Let’s not waste any more time. Below are some recommendations of some of the most popular, completely free graphic design programs that I have used or personally use:

Vector graphics software


A free, open-source vector graphics program built around the SVG vector format. It’s similar to Adobe Illustrator, Corel Draw or Xara X and you can do almost anything with it. If you want to learn a vector program that gives you the most options, but keeps it free, you can’t go wrong with Inkscape.


The native format is SVG but you can export projects in any format supported by browsers or for commercial printing.

Gravit designer

With Gravit designer (which has a free and a PRO version), you can create graphics for promotional materials, marketing, website illustrations, presentations, social media banners and more.

It supports multiple pages in the same document, layers, has easy-to-understand panels and multiple parameterized as well as “freehand” editing tools. On the right it has a context-sensitive properties panel, so it changes automatically giving you functions relevant to the selected object in the scene.

gravit designer

The free version offers 500 MB of cloud storage (which allows you to store the projects you’re working on and access them from another computer), PDF export (in 72 and 150 dpi resolutions), and works only in RGB colour space.

The PRO version offers for the annual subscription, unlimited cloud space, PDF export up to 300 dpi (suitable for printing), colours in CMYK, HSB in addition to RGB), you can work offline, some extra export options and project version history.

For beginners, the free version should be more than enough and you can create projects for display on screens and the web.


Another program that can be used online, directly in the browser as well as a downloadable version. You can create 2D vector graphics, business cards, logos, icons, website layouts, brochures, posters, presentations and more. On top of that, you can easily share your creations via a simple URL that you can send via email, social media, etc., without the need for attachments.

You can export to PNG, SVG or JPG or URL your creations. If you don’t want to export but want to save your projects online, you need a free account created on the site.


Bitmap graphics programs, photo processing


A program designed for the Windows platform, and even though the name makes it sound like an alternative to the Paint program that comes with Windows, don’t be fooled: Paint.NET is far more capable than Paint and offers many more editing possibilities than creation itself.

The focus is on manipulative features: special effects, distortions, rotations, perspective, selections, layers and contrast adjustments, levels. It’s a viable alternative to Photoshop, especially if you’re not too keen on super-advanced and complicated features.

paint net


GIMP is probably the most popular free alternative to Adobe Photoshop. Started in the 1990s, it comes very close to Photoshop in terms of the functions and tools available, the way it works and even the names of sections and operations.
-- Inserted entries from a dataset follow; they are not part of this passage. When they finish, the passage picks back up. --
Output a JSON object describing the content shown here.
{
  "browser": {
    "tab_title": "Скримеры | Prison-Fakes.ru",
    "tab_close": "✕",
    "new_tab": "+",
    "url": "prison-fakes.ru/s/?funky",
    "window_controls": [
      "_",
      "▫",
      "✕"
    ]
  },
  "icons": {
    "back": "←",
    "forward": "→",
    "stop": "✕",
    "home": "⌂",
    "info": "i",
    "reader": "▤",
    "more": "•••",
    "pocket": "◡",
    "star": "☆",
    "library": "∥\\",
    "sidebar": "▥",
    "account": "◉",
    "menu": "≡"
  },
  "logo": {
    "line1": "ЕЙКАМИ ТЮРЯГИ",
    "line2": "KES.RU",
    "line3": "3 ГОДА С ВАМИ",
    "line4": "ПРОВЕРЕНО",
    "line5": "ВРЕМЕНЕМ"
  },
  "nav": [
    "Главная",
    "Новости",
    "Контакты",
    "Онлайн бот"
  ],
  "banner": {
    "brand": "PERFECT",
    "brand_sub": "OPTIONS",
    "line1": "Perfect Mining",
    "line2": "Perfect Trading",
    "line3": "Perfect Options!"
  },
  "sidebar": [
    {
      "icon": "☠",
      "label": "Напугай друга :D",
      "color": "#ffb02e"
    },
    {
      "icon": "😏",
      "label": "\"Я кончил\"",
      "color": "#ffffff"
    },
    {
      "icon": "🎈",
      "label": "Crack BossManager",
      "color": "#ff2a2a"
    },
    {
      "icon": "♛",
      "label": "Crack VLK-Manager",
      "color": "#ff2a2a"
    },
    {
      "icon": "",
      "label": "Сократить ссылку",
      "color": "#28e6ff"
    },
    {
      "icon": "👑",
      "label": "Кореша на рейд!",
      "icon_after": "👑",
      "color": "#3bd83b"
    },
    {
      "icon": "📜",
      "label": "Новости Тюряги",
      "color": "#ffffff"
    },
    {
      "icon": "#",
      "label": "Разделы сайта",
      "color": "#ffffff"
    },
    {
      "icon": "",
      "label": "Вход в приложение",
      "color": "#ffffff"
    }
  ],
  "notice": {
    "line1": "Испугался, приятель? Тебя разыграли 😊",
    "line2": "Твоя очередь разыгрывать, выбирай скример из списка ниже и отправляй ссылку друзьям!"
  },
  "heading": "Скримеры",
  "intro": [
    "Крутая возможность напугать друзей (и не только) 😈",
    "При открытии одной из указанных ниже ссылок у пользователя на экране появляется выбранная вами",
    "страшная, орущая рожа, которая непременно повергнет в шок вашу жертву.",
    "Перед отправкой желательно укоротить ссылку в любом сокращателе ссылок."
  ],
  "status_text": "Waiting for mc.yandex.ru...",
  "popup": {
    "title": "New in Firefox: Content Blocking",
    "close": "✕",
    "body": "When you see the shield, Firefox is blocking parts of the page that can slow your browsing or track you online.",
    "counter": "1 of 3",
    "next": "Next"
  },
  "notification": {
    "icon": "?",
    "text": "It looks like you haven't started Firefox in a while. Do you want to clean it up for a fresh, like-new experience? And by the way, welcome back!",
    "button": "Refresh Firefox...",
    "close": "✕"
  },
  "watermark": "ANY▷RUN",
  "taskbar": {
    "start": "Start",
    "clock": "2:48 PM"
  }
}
GIMP is an open-source project, supports all major platforms and has a plugin architecture that can extend its functionality considerably. It supports all major graphic file formats (TIFF, JPEG, GIF, PNG, PSD, etc.), and if it doesn’t support a particular format, you can certainly add a plugin for it, although you may not need to if you don’t work with exotic formats.

gimp interface

If you’re not afraid of a challenge, you’re serious about graphics, and you really don’t want to spend money on Photoshop or similar, GIMP is the best option, price-wise.


Started in 1999, Krita is mostly aimed at illustrators (like animators, digital concept artists, comics, cartoons, etc.). It is free, open source and can run on most popular platforms.

Krita comes with 100 brushes (which you can adjust in 9 ways), designed for a variety of styles and you can even make Flash (or Adobe Animate) style animations. It also has vector editing and text editing tools. These are saved in SVG format.

krita interface

The interface is easy to customise, the panels and small drawers can be configured as you wish and once you’ve made yourself at home, you can save the layout to keep it that way forever.